## Exercise brief
Identify each line below that contains the word "Project", and copy it out.

## Records drawn from a dataset
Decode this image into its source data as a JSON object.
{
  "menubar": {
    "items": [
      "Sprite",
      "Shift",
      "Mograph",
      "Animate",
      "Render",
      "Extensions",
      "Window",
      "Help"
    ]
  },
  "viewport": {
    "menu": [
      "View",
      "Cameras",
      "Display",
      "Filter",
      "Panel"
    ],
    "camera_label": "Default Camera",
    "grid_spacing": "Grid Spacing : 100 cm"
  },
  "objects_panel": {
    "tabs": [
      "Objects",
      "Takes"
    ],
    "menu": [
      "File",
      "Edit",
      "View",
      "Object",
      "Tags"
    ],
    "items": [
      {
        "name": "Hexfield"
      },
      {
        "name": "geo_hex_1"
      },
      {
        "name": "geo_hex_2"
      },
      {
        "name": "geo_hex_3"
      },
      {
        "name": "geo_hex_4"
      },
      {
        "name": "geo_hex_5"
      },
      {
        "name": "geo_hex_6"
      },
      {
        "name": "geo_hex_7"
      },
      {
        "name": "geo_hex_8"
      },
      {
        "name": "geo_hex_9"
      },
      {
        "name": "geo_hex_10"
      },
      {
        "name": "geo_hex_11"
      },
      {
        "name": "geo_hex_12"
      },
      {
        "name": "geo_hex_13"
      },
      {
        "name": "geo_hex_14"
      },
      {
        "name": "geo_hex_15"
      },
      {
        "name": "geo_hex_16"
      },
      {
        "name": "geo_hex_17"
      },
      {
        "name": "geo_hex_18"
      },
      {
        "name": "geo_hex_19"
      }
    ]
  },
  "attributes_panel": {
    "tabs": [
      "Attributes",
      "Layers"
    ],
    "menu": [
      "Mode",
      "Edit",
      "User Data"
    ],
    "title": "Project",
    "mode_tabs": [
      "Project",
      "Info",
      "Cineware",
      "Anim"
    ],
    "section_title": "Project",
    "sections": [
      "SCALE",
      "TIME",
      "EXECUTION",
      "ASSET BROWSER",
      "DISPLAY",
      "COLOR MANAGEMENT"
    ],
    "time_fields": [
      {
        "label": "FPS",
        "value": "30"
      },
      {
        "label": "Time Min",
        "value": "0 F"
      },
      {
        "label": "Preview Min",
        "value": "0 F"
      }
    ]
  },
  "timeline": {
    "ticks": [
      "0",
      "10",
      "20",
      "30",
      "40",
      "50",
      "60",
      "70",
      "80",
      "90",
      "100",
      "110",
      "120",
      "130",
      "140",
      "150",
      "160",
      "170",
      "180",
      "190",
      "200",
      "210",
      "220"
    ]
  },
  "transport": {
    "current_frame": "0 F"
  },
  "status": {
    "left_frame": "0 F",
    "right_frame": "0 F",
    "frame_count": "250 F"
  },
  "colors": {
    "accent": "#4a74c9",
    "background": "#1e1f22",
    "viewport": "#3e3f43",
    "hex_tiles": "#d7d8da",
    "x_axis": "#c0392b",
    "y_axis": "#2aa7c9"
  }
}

## Written solution
    "title": "Project",
      "Project",
    "section_title": "Project",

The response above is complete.